◆ **TASK TO CARRY OUT**
Each line of the records below that holds "author" should be copied out.

◆ **RECORDED INFORMATION**

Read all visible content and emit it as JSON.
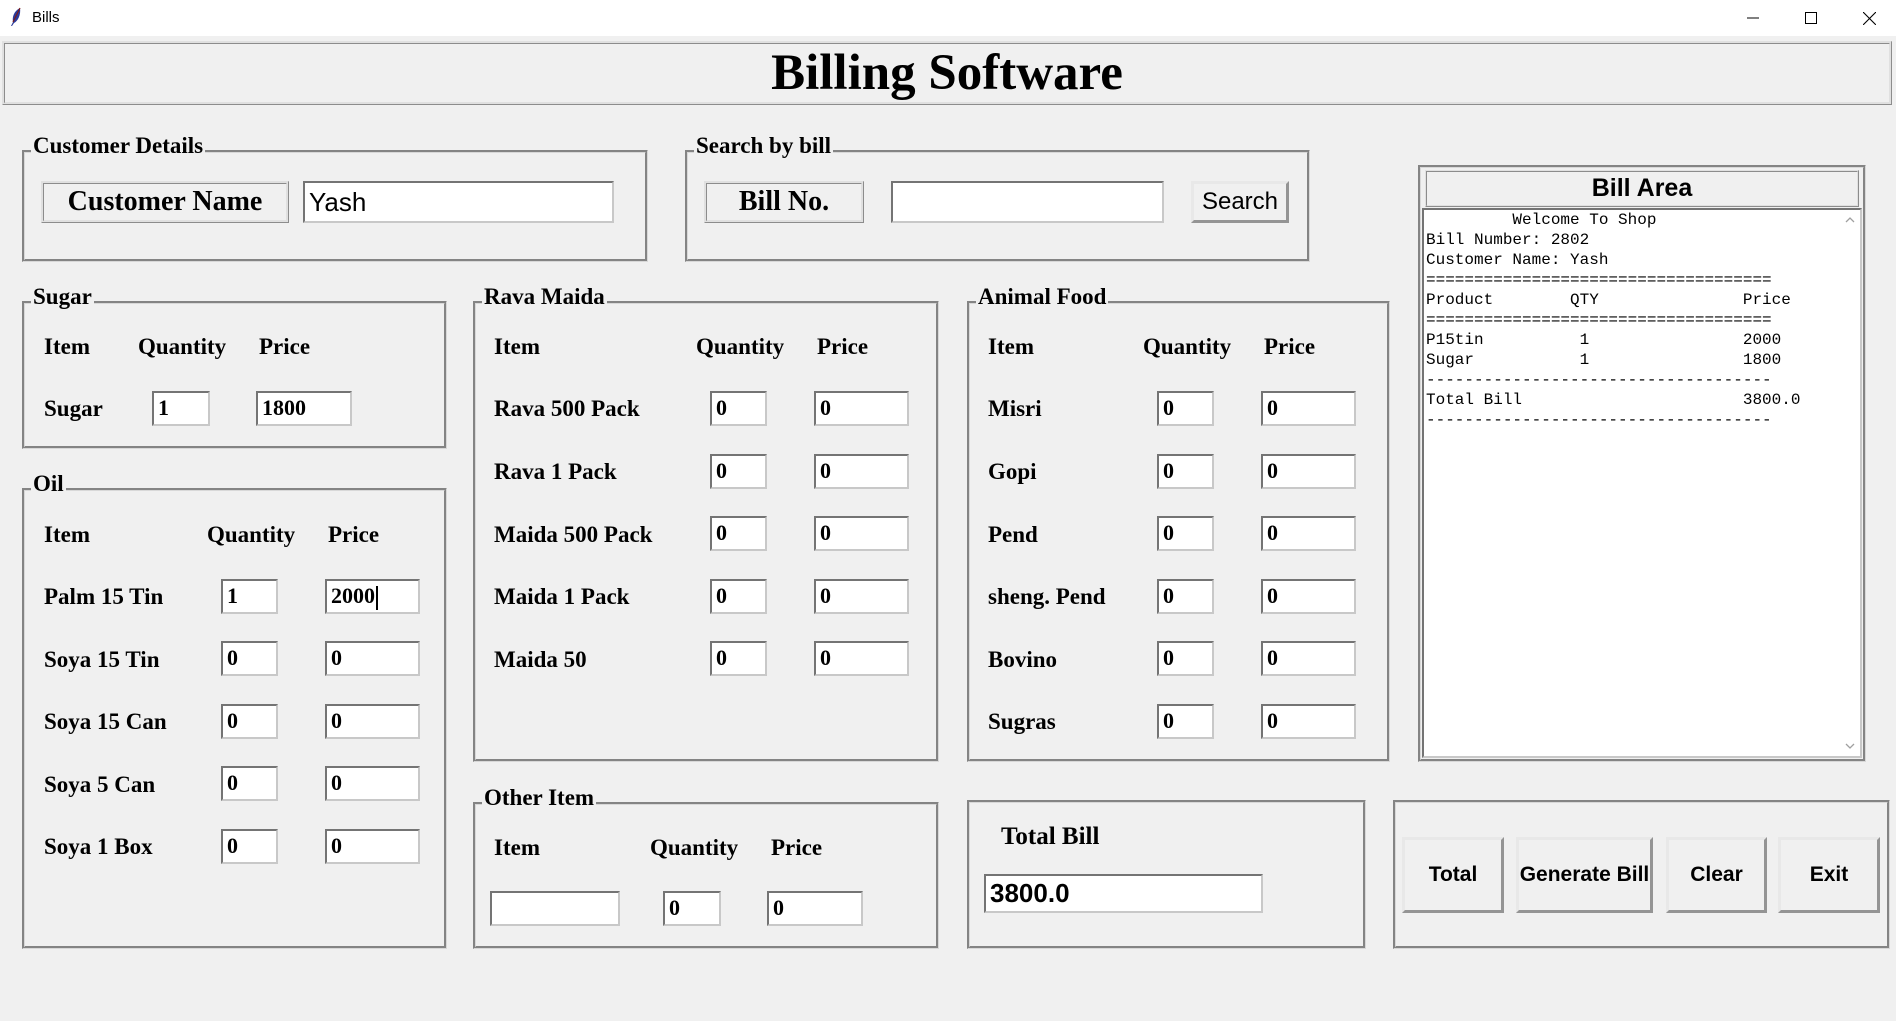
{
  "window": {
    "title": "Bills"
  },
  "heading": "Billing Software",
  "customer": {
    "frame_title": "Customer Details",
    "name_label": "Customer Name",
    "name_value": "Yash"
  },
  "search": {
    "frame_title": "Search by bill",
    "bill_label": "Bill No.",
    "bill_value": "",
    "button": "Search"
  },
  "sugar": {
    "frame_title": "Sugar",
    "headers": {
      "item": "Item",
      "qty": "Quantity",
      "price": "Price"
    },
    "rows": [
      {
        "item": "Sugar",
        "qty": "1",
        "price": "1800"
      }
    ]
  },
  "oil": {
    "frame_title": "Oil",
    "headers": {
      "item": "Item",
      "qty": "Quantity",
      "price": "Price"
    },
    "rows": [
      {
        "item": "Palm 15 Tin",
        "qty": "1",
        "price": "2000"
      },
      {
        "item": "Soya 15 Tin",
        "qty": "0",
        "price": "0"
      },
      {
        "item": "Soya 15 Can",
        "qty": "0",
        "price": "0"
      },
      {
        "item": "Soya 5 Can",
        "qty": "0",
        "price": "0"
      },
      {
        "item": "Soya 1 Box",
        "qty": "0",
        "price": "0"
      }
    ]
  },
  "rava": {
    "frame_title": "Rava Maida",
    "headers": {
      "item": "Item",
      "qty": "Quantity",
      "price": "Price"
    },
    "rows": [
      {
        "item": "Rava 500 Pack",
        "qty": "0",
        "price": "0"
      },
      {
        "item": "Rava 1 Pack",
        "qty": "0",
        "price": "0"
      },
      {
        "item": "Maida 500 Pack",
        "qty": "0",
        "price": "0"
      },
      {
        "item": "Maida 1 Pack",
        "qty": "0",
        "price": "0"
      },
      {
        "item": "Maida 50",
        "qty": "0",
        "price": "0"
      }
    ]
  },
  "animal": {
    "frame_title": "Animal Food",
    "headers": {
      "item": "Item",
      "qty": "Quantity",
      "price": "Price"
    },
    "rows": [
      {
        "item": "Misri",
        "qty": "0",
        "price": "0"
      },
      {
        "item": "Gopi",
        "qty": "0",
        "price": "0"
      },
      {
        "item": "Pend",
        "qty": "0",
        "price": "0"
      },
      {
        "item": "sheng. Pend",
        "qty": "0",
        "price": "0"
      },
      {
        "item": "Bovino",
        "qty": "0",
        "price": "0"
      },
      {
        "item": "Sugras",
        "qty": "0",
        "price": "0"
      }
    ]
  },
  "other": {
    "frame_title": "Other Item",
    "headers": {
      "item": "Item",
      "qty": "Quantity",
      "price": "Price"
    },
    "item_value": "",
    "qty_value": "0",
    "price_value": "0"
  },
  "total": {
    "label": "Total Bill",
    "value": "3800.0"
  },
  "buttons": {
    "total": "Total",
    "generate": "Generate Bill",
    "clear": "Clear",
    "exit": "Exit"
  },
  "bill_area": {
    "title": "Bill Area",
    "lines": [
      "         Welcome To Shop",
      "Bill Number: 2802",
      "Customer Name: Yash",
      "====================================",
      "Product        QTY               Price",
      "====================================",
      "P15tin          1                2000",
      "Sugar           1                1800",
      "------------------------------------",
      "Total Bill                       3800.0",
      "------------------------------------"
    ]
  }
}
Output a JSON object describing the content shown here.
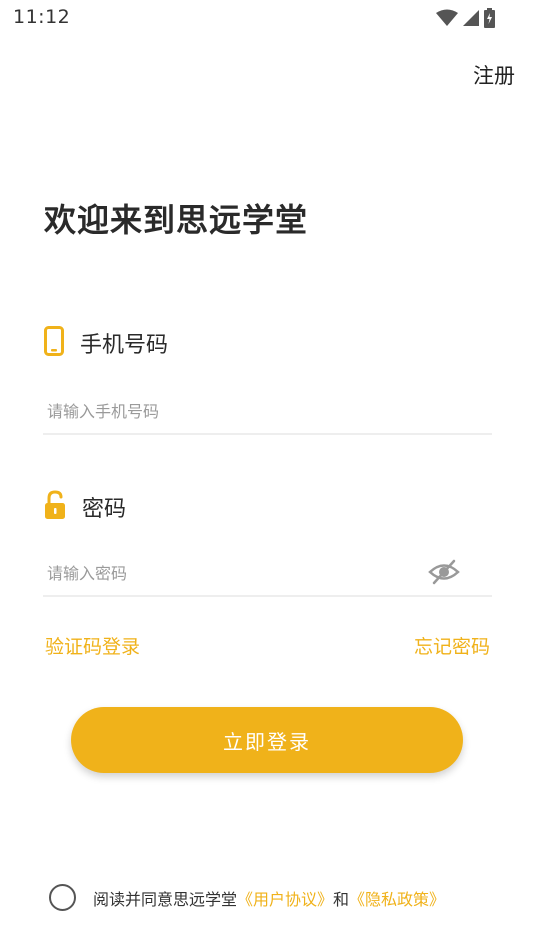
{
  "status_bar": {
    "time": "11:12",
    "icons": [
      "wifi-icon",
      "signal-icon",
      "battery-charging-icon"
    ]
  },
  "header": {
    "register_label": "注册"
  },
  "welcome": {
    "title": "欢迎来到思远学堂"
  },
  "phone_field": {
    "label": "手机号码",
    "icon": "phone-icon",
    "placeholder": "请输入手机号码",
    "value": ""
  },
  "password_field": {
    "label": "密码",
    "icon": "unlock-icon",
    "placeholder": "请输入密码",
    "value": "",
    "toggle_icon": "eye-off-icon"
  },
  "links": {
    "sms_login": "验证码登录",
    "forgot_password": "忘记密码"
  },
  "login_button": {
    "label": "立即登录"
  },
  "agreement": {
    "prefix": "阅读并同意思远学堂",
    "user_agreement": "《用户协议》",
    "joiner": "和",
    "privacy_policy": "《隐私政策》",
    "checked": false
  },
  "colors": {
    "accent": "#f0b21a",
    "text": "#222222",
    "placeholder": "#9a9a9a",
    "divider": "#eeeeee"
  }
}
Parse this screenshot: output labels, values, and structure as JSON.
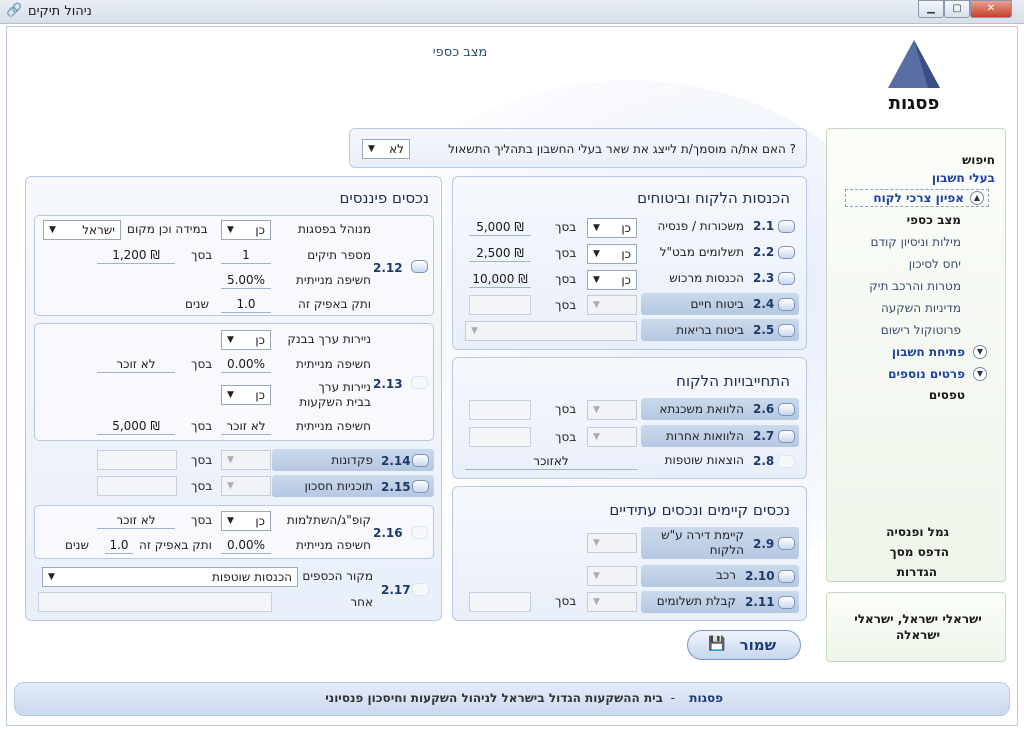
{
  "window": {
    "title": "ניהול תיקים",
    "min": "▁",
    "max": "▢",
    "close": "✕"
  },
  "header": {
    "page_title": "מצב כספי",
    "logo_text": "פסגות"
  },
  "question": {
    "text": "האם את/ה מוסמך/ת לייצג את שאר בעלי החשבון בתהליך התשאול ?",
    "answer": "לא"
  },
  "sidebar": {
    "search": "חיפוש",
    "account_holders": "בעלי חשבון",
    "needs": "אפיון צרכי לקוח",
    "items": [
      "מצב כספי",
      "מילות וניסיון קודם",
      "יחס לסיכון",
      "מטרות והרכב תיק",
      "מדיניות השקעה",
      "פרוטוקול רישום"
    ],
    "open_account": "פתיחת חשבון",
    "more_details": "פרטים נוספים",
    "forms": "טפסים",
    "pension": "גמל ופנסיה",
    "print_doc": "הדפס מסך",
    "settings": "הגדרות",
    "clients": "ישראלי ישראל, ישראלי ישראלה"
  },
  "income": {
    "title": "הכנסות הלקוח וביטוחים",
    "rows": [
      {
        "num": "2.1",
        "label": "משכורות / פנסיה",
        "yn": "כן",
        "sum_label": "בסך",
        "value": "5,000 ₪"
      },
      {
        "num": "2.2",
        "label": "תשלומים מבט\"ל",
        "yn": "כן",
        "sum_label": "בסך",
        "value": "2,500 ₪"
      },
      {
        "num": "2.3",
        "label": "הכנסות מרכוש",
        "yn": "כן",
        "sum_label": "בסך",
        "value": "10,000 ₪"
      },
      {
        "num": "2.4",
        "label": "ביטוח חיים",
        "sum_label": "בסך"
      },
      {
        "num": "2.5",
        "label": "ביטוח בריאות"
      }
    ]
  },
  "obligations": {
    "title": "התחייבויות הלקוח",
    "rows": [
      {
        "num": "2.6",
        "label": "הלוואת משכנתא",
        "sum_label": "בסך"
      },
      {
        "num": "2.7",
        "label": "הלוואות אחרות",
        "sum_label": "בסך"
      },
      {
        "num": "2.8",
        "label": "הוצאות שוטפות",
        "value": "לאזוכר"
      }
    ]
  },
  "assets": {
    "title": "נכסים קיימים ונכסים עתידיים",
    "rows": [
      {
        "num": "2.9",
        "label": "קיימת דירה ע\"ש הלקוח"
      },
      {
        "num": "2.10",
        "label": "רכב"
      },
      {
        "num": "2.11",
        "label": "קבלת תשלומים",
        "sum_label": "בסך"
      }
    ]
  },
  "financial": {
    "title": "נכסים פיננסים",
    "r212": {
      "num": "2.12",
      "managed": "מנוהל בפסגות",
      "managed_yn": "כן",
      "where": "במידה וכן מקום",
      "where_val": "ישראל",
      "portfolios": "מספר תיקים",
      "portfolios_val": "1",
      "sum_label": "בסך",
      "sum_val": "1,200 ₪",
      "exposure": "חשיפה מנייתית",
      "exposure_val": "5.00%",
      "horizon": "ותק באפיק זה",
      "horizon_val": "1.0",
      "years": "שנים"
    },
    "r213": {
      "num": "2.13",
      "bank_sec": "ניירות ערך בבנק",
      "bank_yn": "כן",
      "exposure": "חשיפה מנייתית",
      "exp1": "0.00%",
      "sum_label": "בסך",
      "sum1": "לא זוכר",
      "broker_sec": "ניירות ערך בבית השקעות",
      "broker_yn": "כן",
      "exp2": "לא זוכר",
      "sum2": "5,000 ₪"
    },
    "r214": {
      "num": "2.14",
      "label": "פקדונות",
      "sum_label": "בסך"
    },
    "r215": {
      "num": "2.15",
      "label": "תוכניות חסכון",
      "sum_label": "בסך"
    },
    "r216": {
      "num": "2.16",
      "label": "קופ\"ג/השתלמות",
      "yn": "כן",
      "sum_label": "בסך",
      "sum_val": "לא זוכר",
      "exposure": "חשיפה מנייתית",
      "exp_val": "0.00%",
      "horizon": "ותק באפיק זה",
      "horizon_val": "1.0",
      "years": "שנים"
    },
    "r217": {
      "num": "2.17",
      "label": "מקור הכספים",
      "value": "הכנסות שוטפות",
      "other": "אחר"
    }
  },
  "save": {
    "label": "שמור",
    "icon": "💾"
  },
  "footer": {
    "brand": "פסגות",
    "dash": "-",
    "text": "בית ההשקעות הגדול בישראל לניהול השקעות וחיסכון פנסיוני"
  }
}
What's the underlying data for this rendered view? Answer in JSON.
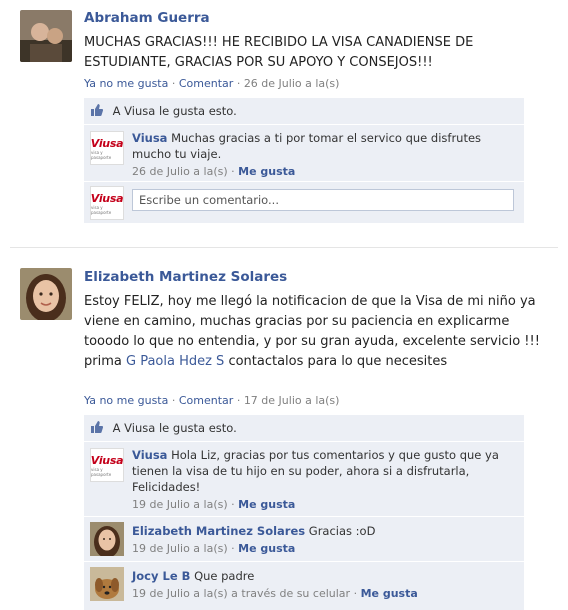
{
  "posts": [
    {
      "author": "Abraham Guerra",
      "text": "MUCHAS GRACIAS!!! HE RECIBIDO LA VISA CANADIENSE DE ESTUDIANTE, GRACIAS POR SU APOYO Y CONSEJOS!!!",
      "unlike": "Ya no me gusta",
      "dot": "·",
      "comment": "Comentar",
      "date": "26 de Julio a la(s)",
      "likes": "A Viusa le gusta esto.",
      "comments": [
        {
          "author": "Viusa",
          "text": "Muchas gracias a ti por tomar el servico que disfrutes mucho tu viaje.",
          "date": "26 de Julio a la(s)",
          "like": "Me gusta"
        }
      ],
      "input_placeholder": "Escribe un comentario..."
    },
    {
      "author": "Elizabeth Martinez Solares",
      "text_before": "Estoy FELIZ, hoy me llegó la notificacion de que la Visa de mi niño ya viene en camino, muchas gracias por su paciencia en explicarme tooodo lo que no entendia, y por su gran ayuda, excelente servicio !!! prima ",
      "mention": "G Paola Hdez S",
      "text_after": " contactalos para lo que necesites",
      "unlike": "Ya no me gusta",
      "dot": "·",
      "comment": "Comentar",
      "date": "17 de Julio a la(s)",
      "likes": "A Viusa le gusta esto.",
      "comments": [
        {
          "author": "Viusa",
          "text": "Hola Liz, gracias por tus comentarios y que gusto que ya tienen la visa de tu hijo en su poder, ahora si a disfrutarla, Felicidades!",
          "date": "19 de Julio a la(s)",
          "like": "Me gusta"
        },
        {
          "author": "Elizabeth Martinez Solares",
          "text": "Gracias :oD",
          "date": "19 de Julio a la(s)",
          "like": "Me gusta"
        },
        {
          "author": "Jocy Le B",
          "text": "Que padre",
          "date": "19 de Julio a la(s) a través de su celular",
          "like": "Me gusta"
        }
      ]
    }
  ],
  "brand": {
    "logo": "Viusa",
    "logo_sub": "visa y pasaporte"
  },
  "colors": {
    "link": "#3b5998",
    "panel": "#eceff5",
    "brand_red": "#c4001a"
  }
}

◆ **COMPLETED TASK**
      "author": "Abraham Guerra",
          "author": "Viusa",
      "author": "Elizabeth Martinez Solares",
          "author": "Viusa",
          "author": "Elizabeth Martinez Solares",
          "author": "Jocy Le B",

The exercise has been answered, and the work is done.